● **ABOUT THIS EXERCISE**
Below is a listing; give only the number of its lines that contain the word "Adicionado".
=====
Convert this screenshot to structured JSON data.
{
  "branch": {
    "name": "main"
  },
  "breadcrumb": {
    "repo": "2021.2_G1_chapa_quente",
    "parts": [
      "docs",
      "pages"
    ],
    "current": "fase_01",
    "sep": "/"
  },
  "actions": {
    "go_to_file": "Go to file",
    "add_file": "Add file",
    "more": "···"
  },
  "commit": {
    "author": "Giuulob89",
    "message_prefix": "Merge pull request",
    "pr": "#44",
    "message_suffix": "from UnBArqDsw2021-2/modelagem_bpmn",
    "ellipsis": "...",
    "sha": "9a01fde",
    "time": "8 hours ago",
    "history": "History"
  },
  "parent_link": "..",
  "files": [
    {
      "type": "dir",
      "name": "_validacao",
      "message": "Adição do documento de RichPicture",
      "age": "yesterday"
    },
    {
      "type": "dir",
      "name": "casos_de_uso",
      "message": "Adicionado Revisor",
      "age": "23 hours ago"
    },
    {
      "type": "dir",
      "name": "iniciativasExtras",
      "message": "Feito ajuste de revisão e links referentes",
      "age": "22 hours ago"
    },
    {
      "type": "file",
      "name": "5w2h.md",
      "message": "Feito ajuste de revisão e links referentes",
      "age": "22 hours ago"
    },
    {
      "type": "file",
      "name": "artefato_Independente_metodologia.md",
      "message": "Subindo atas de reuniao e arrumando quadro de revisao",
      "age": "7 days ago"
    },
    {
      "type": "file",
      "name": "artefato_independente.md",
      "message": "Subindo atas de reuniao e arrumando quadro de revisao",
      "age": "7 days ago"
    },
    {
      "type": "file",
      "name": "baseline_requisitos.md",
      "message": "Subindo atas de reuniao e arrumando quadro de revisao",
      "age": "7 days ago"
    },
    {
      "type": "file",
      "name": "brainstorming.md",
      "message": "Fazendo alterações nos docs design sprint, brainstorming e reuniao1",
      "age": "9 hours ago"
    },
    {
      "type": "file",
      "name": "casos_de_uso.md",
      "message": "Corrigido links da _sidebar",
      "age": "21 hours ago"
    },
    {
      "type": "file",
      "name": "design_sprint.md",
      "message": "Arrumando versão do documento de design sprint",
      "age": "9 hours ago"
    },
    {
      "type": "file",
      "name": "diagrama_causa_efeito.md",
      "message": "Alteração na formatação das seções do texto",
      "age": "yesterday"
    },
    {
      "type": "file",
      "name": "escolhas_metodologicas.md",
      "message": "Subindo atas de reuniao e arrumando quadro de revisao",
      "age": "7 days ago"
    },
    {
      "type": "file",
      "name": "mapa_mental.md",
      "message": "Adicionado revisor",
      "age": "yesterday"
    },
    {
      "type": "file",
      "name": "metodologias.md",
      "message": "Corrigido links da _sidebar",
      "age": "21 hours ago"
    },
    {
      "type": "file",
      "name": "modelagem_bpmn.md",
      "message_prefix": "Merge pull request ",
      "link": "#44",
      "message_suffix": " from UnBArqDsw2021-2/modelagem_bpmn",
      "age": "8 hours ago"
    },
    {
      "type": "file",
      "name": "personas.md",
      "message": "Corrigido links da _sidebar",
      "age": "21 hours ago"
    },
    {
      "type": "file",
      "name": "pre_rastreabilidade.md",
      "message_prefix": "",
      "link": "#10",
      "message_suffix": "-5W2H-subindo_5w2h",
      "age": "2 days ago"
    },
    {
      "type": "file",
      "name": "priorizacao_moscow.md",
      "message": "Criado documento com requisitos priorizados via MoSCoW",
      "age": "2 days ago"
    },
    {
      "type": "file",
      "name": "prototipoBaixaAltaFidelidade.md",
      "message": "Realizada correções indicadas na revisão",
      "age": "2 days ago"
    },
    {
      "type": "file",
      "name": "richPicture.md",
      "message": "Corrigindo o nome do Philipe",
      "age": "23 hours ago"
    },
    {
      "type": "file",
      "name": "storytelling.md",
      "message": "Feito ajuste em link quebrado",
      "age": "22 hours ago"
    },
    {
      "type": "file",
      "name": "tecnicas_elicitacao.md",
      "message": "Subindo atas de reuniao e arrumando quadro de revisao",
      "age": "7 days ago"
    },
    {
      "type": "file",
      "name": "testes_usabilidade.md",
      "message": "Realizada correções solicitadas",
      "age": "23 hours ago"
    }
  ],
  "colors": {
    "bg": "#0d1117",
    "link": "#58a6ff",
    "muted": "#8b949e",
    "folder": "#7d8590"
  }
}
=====
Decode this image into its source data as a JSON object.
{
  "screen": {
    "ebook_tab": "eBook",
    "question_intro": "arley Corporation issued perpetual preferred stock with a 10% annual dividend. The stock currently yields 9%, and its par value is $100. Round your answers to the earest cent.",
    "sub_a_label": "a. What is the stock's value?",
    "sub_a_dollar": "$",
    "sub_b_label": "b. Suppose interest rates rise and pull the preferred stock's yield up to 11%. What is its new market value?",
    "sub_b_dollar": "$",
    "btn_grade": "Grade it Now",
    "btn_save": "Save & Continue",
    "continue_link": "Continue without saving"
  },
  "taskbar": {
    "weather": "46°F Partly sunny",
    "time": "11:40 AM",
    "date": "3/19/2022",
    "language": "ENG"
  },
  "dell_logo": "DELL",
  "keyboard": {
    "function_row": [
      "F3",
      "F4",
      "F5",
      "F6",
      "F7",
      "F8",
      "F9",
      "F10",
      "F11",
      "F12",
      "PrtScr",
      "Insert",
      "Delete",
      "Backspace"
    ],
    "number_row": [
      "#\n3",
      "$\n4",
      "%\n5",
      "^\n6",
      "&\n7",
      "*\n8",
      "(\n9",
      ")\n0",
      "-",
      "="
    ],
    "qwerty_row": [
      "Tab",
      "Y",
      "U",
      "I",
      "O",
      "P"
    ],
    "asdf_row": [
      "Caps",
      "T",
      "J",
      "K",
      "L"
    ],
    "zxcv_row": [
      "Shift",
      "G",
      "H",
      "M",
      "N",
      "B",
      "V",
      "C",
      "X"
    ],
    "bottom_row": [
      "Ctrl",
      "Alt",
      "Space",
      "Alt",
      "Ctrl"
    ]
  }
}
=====
● **RESULT OF THIS TASK**
2